Despite the expected dip in profit, analysts view the company favorably. "News Corporation owns a vast collection of media enterprises," wrote Michael Corty, an analyst with Morningstar Inc., in a May research note. "We believe the company has a strong competitive advantage based on its global cable network business as well as a film studio which generates TV and movie content and owns a vast library of programming."
During the past quarter, News Corp. announced that it will split its entertainment and news divisions into separate companies next year, a move cheered by most investors. The entertainment company is expected to have a higher stock price on its own, while the news assets face potential downsizing and budget cuts. "We believe the move is a positive for shareholders, and view the split as another sign that controlling shareholder Rupert Murdoch is giving outside shareholders more of a voice," wrote Corty in a June research note.

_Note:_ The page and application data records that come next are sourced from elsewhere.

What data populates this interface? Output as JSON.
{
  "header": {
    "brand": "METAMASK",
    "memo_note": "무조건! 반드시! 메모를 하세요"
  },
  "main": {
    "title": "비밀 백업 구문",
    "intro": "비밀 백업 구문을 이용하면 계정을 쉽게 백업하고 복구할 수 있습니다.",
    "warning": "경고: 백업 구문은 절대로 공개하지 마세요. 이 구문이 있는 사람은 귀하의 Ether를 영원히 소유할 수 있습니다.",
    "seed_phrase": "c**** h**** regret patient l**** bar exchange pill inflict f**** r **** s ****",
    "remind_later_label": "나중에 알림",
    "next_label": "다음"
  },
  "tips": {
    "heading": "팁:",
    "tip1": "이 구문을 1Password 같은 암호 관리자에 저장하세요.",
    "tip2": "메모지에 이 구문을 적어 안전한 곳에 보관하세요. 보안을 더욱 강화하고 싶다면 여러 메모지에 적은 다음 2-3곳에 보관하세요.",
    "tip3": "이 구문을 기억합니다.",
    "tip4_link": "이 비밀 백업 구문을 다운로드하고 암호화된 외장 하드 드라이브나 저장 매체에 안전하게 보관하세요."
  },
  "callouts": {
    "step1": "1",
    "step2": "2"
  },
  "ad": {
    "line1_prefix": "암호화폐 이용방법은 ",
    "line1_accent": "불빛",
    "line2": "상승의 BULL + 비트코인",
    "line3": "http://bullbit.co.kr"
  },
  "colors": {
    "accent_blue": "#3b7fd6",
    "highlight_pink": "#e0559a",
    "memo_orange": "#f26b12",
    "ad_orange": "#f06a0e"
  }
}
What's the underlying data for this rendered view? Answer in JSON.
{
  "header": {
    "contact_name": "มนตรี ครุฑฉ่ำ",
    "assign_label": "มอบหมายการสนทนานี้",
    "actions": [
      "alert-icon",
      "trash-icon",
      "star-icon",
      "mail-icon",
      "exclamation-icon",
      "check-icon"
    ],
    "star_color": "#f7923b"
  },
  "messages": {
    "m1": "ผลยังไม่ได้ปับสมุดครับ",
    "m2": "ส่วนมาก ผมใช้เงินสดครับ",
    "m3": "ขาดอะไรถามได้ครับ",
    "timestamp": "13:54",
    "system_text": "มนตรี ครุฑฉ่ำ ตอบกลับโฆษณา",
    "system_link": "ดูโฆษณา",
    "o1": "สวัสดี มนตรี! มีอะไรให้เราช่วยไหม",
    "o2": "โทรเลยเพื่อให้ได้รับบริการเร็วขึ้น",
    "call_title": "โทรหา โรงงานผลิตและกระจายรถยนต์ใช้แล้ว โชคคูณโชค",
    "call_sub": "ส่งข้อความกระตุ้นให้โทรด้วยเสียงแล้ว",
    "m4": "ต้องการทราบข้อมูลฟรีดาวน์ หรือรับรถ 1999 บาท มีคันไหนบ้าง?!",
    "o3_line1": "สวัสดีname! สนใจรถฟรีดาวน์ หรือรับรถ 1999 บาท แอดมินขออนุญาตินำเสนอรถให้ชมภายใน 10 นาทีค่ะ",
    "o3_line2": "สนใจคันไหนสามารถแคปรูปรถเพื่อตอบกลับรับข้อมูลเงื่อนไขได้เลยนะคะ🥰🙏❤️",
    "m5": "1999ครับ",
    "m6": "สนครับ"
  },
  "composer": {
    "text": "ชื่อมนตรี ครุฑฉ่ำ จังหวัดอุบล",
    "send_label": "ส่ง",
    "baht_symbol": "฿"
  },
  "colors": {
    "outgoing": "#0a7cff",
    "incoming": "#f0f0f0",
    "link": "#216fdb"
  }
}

Shares of News Corp. rose 13 cents, or 0.55 percent, to $23.60 at Monday's market close.
This article is copyrighted by International Business Times, the business news leader